-- Opening Marker --

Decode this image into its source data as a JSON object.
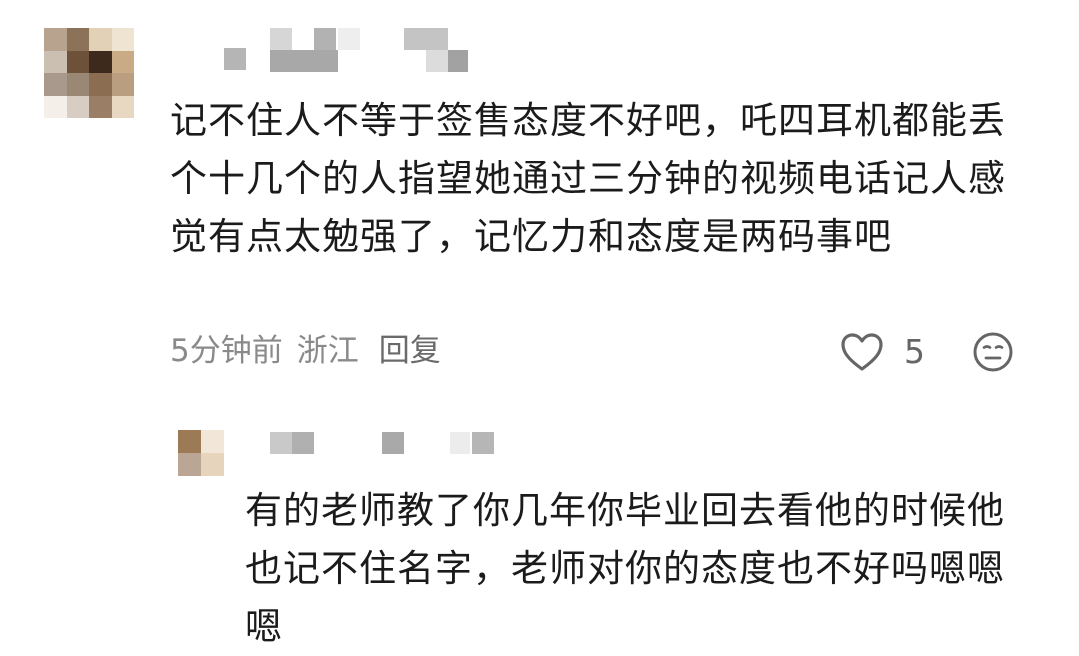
{
  "comments": [
    {
      "text": "记不住人不等于签售态度不好吧，吒四耳机都能丢个十几个的人指望她通过三分钟的视频电话记人感觉有点太勉强了，记忆力和态度是两码事吧",
      "time": "5分钟前",
      "location": "浙江",
      "reply_label": "回复",
      "like_count": "5"
    },
    {
      "text": "有的老师教了你几年你毕业回去看他的时候他也记不住名字，老师对你的态度也不好吗嗯嗯嗯"
    }
  ],
  "icons": {
    "like": "heart-outline-icon",
    "dislike": "meh-face-icon"
  },
  "colors": {
    "text": "#1b1b1b",
    "meta": "#8a8a8a",
    "icon": "#666666"
  }
}
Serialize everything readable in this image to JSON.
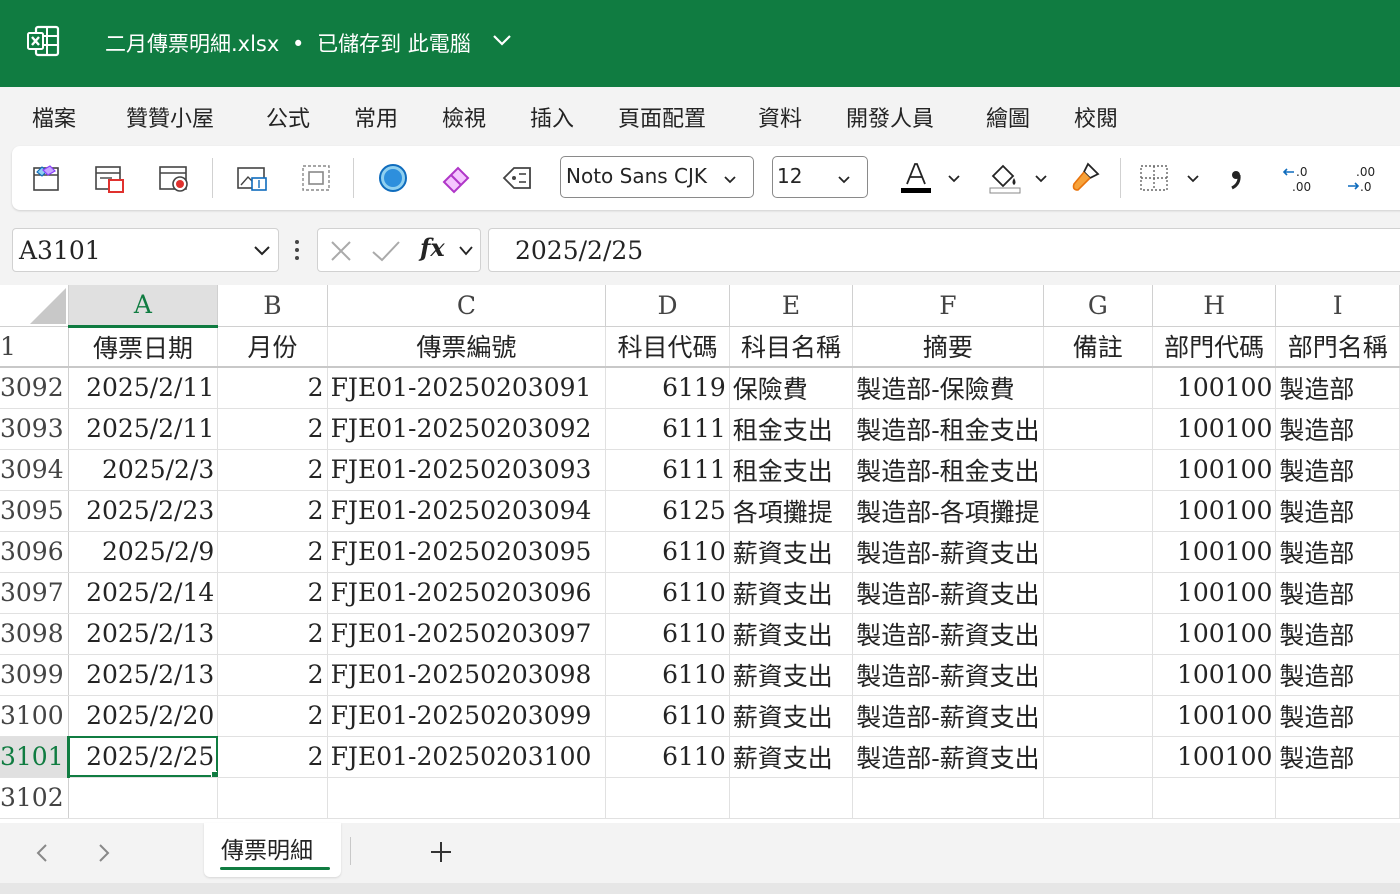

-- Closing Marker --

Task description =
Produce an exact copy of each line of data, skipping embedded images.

Exercise response =
Decode this image into its source data as a JSON object.
{
  "comments": [
    {
      "text": "记不住人不等于签售态度不好吧，吒四耳机都能丢个十几个的人指望她通过三分钟的视频电话记人感觉有点太勉强了，记忆力和态度是两码事吧",
      "time": "5分钟前",
      "location": "浙江",
      "reply_label": "回复",
      "like_count": "5"
    },
    {
      "text": "有的老师教了你几年你毕业回去看他的时候他也记不住名字，老师对你的态度也不好吗嗯嗯嗯"
    }
  ],
  "icons": {
    "like": "heart-outline-icon",
    "dislike": "meh-face-icon"
  },
  "colors": {
    "text": "#1b1b1b",
    "meta": "#8a8a8a",
    "icon": "#666666"
  }
}
Serialize everything readable in this image to JSON.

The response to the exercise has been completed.